November also saw many improvements made in the physical make up of the compound. Wooden, semi-permanent billets were constructed to replace the tents which had housed the personnel of the 57th. Also, security was improved as guard towers were erected in key positions on the perimeter and a counter mortar radar unit from the 2d Brigade, 4th Division was placed in the TOC bunker.
December's mission included support of the 1st Brigade of the 4th Division at Dak To. Special Forces 24th Special Tactical Zone, MACV and numerous other miscellaneous units.
This final month of 1968 was some what less than enjoyable. The elusive Viet-Cong, after a two month respite, hit the compound with mortars and rockets. Attacks were launched on the 14th, 21st, and 22d. As a result of these bombardments, a portion of the officer's billets was destroyed, the runway was slightly damaged and Lt Donald Richards was wounded so severely that he required evacuation to the states.

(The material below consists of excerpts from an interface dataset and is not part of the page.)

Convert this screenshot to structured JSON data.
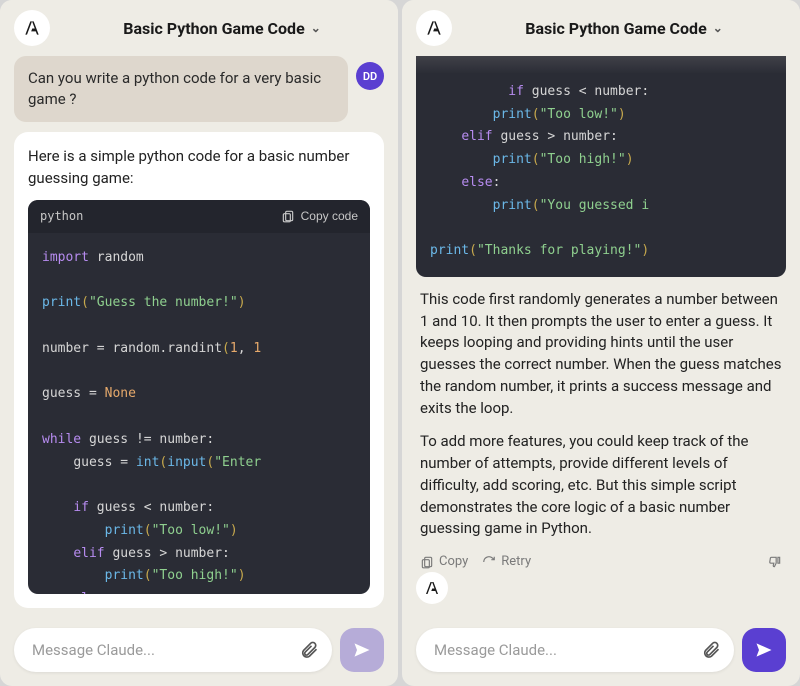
{
  "left": {
    "title": "Basic Python Game Code",
    "user_avatar": "DD",
    "user_message": "Can you write a python code for a very basic game ?",
    "assistant_intro": "Here is a simple python code for a basic number guessing game:",
    "code_lang": "python",
    "copy_label": "Copy code",
    "composer_placeholder": "Message Claude..."
  },
  "right": {
    "title": "Basic Python Game Code",
    "explain1": "This code first randomly generates a number between 1 and 10. It then prompts the user to enter a guess. It keeps looping and providing hints until the user guesses the correct number. When the guess matches the random number, it prints a success message and exits the loop.",
    "explain2": "To add more features, you could keep track of the number of attempts, provide different levels of difficulty, add scoring, etc. But this simple script demonstrates the core logic of a basic number guessing game in Python.",
    "copy_label": "Copy",
    "retry_label": "Retry",
    "composer_placeholder": "Message Claude..."
  },
  "code": {
    "import": "import",
    "random": "random",
    "print": "print",
    "guess_prompt": "\"Guess the number!\"",
    "number": "number",
    "eq": "=",
    "randint": "random.randint",
    "lp": "(",
    "rp": ")",
    "one": "1",
    "comma": ", ",
    "ten": "1",
    "guess": "guess",
    "none": "None",
    "while": "while",
    "neq": "!=",
    "colon": ":",
    "int": "int",
    "input": "input",
    "enter": "\"Enter",
    "if": "if",
    "lt": "<",
    "too_low": "\"Too low!\"",
    "elif": "elif",
    "gt": ">",
    "too_high": "\"Too high!\"",
    "else": "else",
    "you_guessed": "\"You guessed i",
    "thanks": "\"Thanks for playing!\""
  }
}
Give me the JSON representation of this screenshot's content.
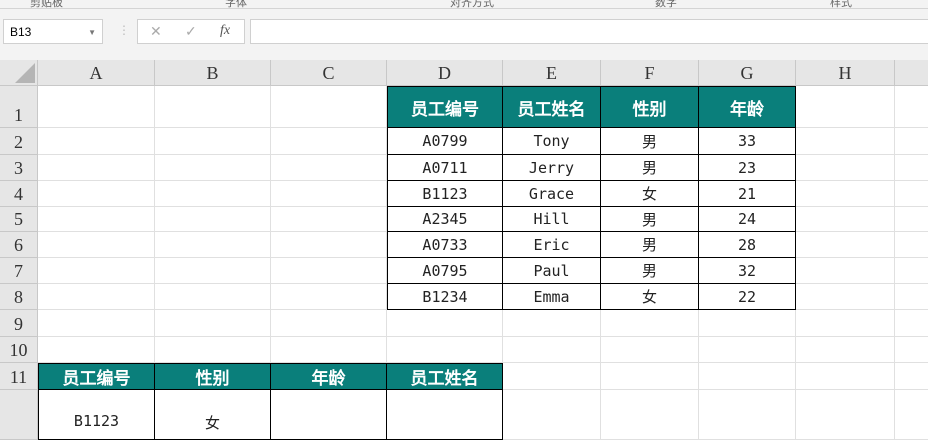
{
  "ribbon": {
    "groups": [
      "剪贴板",
      "字体",
      "对齐方式",
      "数字",
      "样式"
    ]
  },
  "formula_bar": {
    "name_box": "B13",
    "cancel": "✕",
    "confirm": "✓",
    "fx": "fx",
    "formula": ""
  },
  "columns": [
    "A",
    "B",
    "C",
    "D",
    "E",
    "F",
    "G",
    "H"
  ],
  "rows": [
    "1",
    "2",
    "3",
    "4",
    "5",
    "6",
    "7",
    "8",
    "9",
    "10",
    "11"
  ],
  "table1": {
    "headers": [
      "员工编号",
      "员工姓名",
      "性别",
      "年龄"
    ],
    "rows": [
      [
        "A0799",
        "Tony",
        "男",
        "33"
      ],
      [
        "A0711",
        "Jerry",
        "男",
        "23"
      ],
      [
        "B1123",
        "Grace",
        "女",
        "21"
      ],
      [
        "A2345",
        "Hill",
        "男",
        "24"
      ],
      [
        "A0733",
        "Eric",
        "男",
        "28"
      ],
      [
        "A0795",
        "Paul",
        "男",
        "32"
      ],
      [
        "B1234",
        "Emma",
        "女",
        "22"
      ]
    ]
  },
  "table2": {
    "headers": [
      "员工编号",
      "性别",
      "年龄",
      "员工姓名"
    ],
    "row": [
      "B1123",
      "女",
      "",
      ""
    ]
  },
  "colors": {
    "header_fill": "#0a7f7b"
  }
}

Disaster again struck on 30 Dec as a Cougar gun ship crashed in the revetment area. Fortunately, no on was injured, but the aircraft was destroyed and an outstanding safety record of 231 accident free days was shattered. In retrospect, every man was secure in the thought that he contributed to the company's accomplishment that stood second to none. Many hazardous missions had been completed, a first place number of hours in the battalion for the past year had been flown, and an esprit of corp of the highest caliber had developed.
ARMOR, LOYDE D. SP4 - 10 JAN 68
CARPENTER, THOMAS JR. SP4 - 10 JAN 68
DEVINE, RICHARD D JR. PFC - 10 JAN 68
GOMES, ANDES A. PFC - 10 JAN 68
MUNCY, ROBERT W. SP4 - 10 JAN 68
PFEISTER, ROBERT SP4 - 10 JAN 68
COOK, JOHN W. WO1 - 19 FEB 68
DYE, MELVIN C. SSG - 19 FEB 68
GRIFFITH, ROBERT S. SSG - 19 FEB 68
FECTEAU, GENE E. PVT - 11 JUL 68
First Helicopter UH-1H was shot out of LZ... LZ was extremely hot... permeated with NVA Regulars. A call for fast movers to strafe and bomb area around LZ. Four to eight, 4th Divsion, troops on the ground wounded or KIA. RTO killed... Lt. crying over radio, stating he didn't have many of his squad left. CO started yelling at LT... heard over intercom. More fast movers and support needed immediately states Lt... NVA in the trees and dug in ridge line.
57th AHC plus other units joined in... we circled to the north west of FB-19 for what it seemed like a half hour... 67-17264 was second or third Helicopter into LZ... not until we (264) had dropped off our 5 packs (soldiers/grunts), and lifted 30 feet off the ground, turned and headed NW toward Dak To did we receive fire... UH-1H was hit numerous times and started to billow smoke... Shake... hard to control... pilot radioed for rescue helicopter. 264 was crippled and landed at bottom of valley NW of FB-19 approximately 1/8 of a mile away.
At least one Medivac Unit was shot down during rescue mission, and the 57Th AHC and support units worked into the night to evacuate wounded and did resupplying.
As the crew of 264 disembarked the crippled chopper, mortars were being walked down the valley in attempt to hit the chopper and the crew. Rescued by either a Buccaneer/Dragon ? slick around 1630 - 1700 hours.
Sheet metal repaired 52 holes in the body of 67-17264.
Body's of KIA were picked up following morning. I saw at least 8 if not more. Records were fudged in my opinion. We transported at least two loads of bodies in BB. SNAFU
I also went down in Laos on April 7, 1969, but not mentioned. Ship a total loss. AC Paul Brannon, PP Jim Kawa, CE Jim Carriere, G Tony Hernandez. 51 caliber NVA took us out.
Jim Carriere - Gunner 67-17264